— Task item —
For the string "JSON", search the entries below and copy every line where it appears.

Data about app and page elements
*** Block opens ***

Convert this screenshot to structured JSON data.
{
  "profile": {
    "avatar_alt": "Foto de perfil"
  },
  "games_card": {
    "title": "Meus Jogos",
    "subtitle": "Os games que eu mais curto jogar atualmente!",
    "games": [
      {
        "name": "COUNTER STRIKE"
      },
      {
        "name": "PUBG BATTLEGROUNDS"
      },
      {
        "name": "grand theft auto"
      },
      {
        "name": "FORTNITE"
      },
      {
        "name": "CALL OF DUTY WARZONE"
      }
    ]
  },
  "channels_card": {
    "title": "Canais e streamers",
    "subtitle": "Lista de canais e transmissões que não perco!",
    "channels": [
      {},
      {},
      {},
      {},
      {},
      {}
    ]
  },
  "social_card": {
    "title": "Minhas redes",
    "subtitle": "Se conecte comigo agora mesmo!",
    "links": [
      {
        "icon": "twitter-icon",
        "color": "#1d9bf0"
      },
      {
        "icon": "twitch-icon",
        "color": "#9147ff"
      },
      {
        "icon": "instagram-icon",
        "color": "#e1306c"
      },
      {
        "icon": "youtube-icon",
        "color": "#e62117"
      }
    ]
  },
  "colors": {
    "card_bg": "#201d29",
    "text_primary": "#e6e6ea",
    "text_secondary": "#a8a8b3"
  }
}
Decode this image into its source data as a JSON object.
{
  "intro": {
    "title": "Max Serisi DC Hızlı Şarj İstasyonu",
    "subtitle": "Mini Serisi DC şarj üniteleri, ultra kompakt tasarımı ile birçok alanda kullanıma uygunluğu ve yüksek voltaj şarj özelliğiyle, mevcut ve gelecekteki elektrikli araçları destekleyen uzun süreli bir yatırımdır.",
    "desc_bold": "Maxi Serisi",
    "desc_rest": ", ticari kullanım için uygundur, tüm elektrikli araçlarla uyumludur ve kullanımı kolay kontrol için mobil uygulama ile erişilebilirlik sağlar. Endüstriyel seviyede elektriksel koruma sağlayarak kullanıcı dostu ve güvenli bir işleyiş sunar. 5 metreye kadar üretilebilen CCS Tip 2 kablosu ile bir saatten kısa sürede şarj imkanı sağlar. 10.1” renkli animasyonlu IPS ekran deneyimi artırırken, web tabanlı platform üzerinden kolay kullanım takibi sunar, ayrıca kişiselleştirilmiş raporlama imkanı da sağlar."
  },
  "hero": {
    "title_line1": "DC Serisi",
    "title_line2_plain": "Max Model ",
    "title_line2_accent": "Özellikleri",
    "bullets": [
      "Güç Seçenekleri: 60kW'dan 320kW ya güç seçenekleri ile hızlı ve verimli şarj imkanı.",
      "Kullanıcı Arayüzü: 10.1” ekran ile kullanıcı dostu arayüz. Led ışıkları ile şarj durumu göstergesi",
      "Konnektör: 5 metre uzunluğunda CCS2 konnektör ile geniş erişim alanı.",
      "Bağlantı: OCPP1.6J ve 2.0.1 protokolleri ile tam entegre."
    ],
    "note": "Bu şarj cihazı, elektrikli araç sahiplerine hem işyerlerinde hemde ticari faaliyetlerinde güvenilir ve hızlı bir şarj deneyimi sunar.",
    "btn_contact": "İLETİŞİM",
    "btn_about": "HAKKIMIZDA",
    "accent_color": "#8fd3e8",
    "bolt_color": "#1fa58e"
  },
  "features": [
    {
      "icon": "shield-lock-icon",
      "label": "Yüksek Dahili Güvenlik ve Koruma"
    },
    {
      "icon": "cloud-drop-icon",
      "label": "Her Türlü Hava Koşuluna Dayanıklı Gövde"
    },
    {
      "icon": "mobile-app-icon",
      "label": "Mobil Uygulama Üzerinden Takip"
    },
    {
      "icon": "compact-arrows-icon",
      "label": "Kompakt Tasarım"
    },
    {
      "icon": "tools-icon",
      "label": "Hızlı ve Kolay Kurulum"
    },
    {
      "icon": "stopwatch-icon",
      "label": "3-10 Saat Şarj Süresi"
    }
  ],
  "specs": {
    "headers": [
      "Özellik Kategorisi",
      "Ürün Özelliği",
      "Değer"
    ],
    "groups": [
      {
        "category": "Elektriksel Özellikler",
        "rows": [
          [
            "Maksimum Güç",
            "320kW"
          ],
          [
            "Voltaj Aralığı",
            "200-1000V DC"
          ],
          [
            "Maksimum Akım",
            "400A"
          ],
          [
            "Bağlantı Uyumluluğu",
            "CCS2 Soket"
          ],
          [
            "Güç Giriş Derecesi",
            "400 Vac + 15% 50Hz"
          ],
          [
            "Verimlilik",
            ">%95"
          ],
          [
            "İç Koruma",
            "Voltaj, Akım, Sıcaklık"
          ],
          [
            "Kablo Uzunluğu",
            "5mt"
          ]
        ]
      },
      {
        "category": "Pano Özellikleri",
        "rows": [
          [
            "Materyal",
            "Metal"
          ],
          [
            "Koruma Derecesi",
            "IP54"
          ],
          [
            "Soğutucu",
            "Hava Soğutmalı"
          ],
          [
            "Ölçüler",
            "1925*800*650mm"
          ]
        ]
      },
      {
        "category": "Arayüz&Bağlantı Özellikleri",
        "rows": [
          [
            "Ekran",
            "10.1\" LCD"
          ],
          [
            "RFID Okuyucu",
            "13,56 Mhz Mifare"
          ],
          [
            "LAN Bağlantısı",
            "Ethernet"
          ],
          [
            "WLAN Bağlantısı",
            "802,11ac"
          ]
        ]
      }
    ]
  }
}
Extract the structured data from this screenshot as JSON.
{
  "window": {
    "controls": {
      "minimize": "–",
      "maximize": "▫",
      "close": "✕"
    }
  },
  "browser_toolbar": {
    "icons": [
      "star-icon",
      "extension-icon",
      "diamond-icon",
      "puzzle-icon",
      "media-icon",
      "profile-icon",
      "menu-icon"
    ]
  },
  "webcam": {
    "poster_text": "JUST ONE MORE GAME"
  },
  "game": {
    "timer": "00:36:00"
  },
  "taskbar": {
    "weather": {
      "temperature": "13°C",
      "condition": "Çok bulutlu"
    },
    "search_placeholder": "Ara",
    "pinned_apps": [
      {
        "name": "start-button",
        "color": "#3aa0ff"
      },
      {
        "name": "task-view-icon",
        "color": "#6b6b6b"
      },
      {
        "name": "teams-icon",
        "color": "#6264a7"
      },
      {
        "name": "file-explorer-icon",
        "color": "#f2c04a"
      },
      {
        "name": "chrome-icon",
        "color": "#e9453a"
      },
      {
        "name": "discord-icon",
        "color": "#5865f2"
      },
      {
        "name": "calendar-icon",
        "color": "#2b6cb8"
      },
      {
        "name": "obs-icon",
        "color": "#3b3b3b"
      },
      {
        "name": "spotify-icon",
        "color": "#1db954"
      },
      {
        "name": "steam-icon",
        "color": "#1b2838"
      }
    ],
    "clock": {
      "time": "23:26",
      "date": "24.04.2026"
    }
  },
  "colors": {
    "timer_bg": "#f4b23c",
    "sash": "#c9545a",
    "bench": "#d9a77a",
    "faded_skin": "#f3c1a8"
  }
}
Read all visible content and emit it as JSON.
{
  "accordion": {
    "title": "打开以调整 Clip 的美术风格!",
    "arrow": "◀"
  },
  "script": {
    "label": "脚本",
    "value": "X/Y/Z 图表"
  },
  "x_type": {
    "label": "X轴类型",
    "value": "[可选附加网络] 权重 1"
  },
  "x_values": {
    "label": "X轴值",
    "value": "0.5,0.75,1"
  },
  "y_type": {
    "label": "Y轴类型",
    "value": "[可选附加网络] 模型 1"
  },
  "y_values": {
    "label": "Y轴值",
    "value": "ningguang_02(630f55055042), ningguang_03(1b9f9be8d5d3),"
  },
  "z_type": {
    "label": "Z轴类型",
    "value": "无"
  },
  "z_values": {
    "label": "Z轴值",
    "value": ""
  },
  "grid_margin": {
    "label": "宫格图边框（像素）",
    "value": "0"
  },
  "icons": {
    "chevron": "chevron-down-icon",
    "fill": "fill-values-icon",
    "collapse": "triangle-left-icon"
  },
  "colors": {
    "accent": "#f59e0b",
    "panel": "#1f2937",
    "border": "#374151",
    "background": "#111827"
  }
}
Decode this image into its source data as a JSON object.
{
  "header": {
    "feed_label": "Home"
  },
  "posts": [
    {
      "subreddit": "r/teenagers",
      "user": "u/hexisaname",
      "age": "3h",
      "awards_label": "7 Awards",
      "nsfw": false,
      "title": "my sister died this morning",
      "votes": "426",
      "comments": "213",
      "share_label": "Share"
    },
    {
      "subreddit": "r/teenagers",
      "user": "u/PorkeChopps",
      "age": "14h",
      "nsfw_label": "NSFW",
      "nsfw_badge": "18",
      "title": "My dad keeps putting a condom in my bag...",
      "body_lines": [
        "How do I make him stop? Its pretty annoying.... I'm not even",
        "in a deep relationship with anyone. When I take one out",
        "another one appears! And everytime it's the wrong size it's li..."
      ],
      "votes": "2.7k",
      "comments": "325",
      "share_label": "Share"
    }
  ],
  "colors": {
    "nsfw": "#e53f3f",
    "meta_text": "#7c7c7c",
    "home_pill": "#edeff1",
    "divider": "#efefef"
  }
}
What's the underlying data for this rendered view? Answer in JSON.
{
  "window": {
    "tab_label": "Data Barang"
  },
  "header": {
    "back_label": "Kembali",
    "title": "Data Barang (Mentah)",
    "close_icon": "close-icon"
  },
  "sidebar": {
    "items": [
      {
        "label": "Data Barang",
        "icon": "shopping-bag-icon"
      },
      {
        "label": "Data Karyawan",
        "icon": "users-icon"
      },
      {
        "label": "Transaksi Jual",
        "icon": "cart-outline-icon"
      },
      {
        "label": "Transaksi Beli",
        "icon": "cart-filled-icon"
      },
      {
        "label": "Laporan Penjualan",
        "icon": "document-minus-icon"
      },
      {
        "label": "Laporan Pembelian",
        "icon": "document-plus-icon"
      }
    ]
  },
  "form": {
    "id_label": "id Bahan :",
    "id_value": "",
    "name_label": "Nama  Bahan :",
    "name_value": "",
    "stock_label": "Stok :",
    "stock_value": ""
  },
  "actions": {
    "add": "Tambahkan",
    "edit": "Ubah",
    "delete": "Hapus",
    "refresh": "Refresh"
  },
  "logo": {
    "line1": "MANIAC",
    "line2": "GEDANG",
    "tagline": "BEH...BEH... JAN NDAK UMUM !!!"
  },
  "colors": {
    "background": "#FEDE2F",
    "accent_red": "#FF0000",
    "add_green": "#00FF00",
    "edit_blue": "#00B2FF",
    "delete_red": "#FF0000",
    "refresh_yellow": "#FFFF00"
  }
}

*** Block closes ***

— Solution below —
Convert this screenshot to structured JSON data.
Decode this image into its source data as a JSON object.
Extract the structured data from this screenshot as JSON.
Read all visible content and emit it as JSON.
Decode this image into its source data as a JSON object.
What's the underlying data for this rendered view? Answer in JSON.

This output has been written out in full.